In that work mode, I am tunnel-visioned on my craft. Between reading and writing, I thought of little else. I didn’t see these assignments as work. And I didn’t unwillingly throw myself into this program. I am good enough to be here.
I could do this.
With every submitted packet, Phyllis responded with several pages of positive comments, questions pertaining to worldbuilding, and book recommendations. I would base the following essay on an element of craft that I was unclear on. I’ve written essays on YA and Children’s literature story structure, magic as used by certain authors, and pacing. Anytime I felt exhausted or insecure I reread her letters, because even the critical parts were handled through inquiry, not vicious appraisal. The Facebook group I’m in with my other first semester friends helped, because despite having different mentors, we’re all undergoing the same issues. Every Monday we checked in with what we were writing and what books we were reading.
The semester ended in May. The summer residency began on July 7th. I’ve turned in another piece for the next set of workshops. But here I am, dusting off my blog. I’ve written 100 pages of an Urban Fantasy novel, as well as two picture books. I’ve already finished my second semester with the fantastic Swati Avasthi. I’ve already submitted 40 more pages among other assignments, and I’ve learned graphic novel writing.
In those rare moments of free time, I’ve free-written on and off about another idea, involving Ellie and her family. I shouldn’t want to take breaks from writing if this is my occupation.
I’m never taking a break.
Before my first deadline Phyllis recommended Bird by Bird: Some Instructions on Writing and Life by Anne Lamott. On page seven, Lamott says that as a writer “you are desperate to communicate, to edify or entertain, to preserve moments of grace or joy or transcendence, to make real or imagined events come alive. But you cannot will this to happen. It’s a matter of persistence and faith and hard work. So you might as well go ahead and get started.”
My friend Charles asked me if I’ve seen an improvement since starting my first semester.
I think I’ve improved in terms of persistence, faith, and hard work. I would have to sit down and scrutinize an older piece versus a recent one to really see a difference.
I have a better eye on understanding what makes a stronger piece of writing, as well as differentiating my preferences.
If you have any questions regarding the Master’s Program for Writing Literature for Children and Young adults, please let me know in the comments.

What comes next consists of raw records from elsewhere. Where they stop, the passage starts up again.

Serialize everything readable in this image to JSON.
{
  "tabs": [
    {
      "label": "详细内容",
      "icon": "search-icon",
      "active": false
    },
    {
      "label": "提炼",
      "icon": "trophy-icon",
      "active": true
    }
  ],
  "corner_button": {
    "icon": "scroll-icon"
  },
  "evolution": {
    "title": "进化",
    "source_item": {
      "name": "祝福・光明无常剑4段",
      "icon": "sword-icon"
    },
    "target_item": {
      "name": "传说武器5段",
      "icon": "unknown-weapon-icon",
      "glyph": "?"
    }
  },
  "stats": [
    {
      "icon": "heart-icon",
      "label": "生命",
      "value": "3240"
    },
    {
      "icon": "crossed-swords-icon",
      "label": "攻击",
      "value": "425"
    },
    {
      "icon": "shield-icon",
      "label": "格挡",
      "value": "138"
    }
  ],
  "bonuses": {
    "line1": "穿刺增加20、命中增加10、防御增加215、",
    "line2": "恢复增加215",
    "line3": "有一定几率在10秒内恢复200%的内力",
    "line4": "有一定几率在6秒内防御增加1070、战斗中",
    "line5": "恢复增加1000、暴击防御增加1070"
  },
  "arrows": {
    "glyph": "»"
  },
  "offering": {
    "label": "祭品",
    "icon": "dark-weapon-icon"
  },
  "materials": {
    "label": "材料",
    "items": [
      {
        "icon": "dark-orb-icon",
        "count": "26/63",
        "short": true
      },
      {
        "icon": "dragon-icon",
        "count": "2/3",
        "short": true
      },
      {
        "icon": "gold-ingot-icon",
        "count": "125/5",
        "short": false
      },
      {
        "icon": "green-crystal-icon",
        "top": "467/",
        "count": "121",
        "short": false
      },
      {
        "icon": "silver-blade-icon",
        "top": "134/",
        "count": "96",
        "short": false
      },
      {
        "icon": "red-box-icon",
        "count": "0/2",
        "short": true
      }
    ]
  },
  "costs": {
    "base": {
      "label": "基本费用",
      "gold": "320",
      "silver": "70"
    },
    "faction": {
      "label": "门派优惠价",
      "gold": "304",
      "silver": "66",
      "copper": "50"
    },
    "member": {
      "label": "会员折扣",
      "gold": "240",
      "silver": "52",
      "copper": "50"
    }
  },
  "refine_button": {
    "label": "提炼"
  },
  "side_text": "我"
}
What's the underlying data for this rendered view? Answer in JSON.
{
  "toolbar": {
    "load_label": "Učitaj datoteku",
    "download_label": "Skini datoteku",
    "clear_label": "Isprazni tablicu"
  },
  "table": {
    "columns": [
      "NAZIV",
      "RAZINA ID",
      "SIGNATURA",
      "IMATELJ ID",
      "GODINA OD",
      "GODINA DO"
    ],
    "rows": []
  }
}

An update regarding my second semester will come soon.
Brontë Bettencourt (Episode 34, Episode 221) graduated from the University of Central Florida with a Bachelors in English Creative Writing. She’s currently pursuing an MFA in Writing for Children and Young Adults at Hamline University. When she’s not writing or working she’s a full time D&D enthusiast and YouTube connoisseur.